So Payson Town Attorney Tim Wright and Police Chief Don Engler brainstormed to figure out how they could draft an ordinance that would invoke the town’s legal authority to protect the public health and regulate marketplaces to ban the sale of such substances in the town limits. They hit upon an ingenious approach, that the town council adopted last night. The law would prevent shop owners from selling any “product” used to get high if it’s packaged in a misleading way — let’s say as the result of a “not for human consumption” sticker.
Hopefully, the town’s novel legal approach will stand up in court. That would provide a model for other communities in this state to protect their communities — and their children.
In the meantime, we’re happy that the town declared an “emergency,” so police can begin enforcing the ban immediately.
Moreover, we hope the outlets still willing to risk the health of our children for money won’t wait for the police — and will pull this dangerous product from their shelves immediately.
In another thoughtless vote, Arizona lawmakers passed Move On When Ready (MOWR). Lawmakers adopted Florida-style reforms that will hold back third-graders who do poorly on standardized tests, but didn’t provide the big infusion of new money that made the Florida approach work.
Worse yet, Arizona imposed the changes without studying the long-term results of the Florida experiment, which showed gains in the early grades evaporating by eighth grade.
The Florida reforms have made waves across the nation because of big test score gains for elementary school students. But too often reformers have seized on cheap elements of the reforms like grading schools and holding back third-graders and ignored the big ticket items like lowering class sizes.
Arizona State Superintendent John Huppenthal wanted to hop on the Florida reform bandwagon, but the state Legislature was cutting funding for K-12 schools — not investing in improvements. So the state told schools, “This is the mandate, make it happen — and by the way, we have no money to help.”
When this legislation passed, some feared a big chunk of Payson’s third-graders would flunk. Instead, preliminary state scores show that this year only 3 percent of Payson’s third-graders failed to pass. In fact, Payson students performed as well as top Valley districts like Scottsdale and Kyrene in Ahwatukee.
Fortunately, the Payson school district had the vision to create the Response to Intervention (RTI) program with federal stimulus funds. Students struggling with reading are moved into small groups and given ample one-on-one instruction. Students can chart their progress through daily tests of their reading speed, vocabulary and comprehension — all guided by individual attention from RTI teachers.
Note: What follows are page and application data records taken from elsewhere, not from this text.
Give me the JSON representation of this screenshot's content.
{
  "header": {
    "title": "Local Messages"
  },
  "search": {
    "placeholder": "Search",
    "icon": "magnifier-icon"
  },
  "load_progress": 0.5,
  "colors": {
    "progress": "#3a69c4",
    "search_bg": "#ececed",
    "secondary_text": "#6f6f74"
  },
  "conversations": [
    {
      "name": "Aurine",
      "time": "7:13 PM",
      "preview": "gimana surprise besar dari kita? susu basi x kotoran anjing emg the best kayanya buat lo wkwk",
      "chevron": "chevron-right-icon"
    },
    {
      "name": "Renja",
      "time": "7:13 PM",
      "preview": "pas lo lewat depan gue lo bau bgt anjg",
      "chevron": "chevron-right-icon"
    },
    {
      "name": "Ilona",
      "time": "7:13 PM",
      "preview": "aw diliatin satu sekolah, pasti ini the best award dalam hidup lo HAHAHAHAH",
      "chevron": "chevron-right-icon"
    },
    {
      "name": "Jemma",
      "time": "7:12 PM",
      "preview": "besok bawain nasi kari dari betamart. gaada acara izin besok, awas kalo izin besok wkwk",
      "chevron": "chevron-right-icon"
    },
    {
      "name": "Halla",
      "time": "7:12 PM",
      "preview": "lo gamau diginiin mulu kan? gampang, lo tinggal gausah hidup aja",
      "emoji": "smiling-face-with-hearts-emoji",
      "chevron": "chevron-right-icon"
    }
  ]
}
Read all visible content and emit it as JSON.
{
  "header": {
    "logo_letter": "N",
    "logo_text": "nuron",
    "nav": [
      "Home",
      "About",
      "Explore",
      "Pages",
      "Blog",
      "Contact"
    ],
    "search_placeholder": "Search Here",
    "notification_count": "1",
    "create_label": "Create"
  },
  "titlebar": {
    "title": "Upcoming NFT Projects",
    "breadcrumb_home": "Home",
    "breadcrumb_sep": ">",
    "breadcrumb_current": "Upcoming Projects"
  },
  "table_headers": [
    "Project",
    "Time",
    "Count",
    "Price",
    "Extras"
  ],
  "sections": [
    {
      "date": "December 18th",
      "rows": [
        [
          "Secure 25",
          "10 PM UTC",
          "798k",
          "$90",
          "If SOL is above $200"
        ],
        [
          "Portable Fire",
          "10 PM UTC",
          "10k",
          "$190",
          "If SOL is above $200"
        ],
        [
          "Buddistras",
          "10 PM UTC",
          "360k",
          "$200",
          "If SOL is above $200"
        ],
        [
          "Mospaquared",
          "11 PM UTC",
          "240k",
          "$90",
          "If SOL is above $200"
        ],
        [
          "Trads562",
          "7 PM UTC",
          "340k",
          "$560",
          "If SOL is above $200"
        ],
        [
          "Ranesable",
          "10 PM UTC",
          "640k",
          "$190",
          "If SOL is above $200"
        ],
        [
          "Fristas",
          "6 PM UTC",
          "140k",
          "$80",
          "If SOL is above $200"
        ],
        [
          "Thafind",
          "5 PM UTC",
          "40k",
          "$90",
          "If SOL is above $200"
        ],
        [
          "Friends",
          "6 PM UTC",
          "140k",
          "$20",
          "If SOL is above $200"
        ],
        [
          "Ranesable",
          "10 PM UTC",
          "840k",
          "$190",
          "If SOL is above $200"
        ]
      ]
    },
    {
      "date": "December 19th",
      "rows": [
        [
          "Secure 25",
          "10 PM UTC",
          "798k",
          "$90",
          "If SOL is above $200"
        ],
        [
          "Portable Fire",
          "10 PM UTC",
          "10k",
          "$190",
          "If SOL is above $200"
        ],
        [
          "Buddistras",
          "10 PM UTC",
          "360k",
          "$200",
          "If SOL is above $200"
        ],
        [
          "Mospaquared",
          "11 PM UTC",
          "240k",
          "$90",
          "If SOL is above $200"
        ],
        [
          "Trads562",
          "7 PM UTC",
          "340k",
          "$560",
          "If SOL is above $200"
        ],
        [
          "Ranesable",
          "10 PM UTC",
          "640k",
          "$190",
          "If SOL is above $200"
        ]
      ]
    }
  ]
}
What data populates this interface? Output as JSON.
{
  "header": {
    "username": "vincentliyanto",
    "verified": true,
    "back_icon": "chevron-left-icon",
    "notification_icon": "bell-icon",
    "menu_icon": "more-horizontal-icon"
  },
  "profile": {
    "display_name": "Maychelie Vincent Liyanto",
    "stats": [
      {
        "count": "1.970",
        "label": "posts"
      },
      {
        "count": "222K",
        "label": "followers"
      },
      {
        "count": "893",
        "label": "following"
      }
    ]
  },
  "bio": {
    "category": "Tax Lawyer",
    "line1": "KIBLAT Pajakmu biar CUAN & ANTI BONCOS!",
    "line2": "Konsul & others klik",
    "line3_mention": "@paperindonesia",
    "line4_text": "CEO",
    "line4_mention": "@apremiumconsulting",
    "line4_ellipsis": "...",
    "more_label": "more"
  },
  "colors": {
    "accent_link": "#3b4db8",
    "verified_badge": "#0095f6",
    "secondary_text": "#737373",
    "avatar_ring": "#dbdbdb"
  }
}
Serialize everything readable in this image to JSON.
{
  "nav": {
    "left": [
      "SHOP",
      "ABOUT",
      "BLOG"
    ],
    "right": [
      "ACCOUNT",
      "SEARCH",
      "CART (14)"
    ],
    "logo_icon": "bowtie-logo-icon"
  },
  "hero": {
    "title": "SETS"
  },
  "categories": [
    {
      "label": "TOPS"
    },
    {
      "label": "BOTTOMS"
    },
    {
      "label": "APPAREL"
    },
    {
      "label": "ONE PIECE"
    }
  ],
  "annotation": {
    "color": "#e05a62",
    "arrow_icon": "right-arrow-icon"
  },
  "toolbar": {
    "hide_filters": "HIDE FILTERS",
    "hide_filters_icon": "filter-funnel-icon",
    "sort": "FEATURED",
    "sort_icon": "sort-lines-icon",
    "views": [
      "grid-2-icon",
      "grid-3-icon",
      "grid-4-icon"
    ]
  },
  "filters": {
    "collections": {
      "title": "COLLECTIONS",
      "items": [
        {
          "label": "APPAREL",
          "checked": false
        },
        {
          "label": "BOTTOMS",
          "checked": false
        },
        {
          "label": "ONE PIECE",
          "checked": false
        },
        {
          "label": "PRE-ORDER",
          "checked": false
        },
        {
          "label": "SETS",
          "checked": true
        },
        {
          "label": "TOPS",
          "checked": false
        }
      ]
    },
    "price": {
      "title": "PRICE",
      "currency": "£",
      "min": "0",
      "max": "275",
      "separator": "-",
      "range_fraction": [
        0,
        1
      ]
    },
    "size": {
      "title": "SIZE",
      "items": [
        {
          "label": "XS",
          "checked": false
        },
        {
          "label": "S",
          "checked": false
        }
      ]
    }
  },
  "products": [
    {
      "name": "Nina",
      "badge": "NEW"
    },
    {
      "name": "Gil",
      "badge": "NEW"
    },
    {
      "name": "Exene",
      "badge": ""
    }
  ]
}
Tragically, RTI now limps along with no source of funding except for money the district scavenges from its shrinking budget — even if other areas of the school suffer. With a new state budget around the corner, additional cuts to education could spell the death of the program.
RTI offers students and teachers new tools, while the MOWR legislation asks teachers to keep hammering away at the same bent nail.
If all Arizona can do is require students to repeat the same program they failed at the first time, how can anyone expect a different result?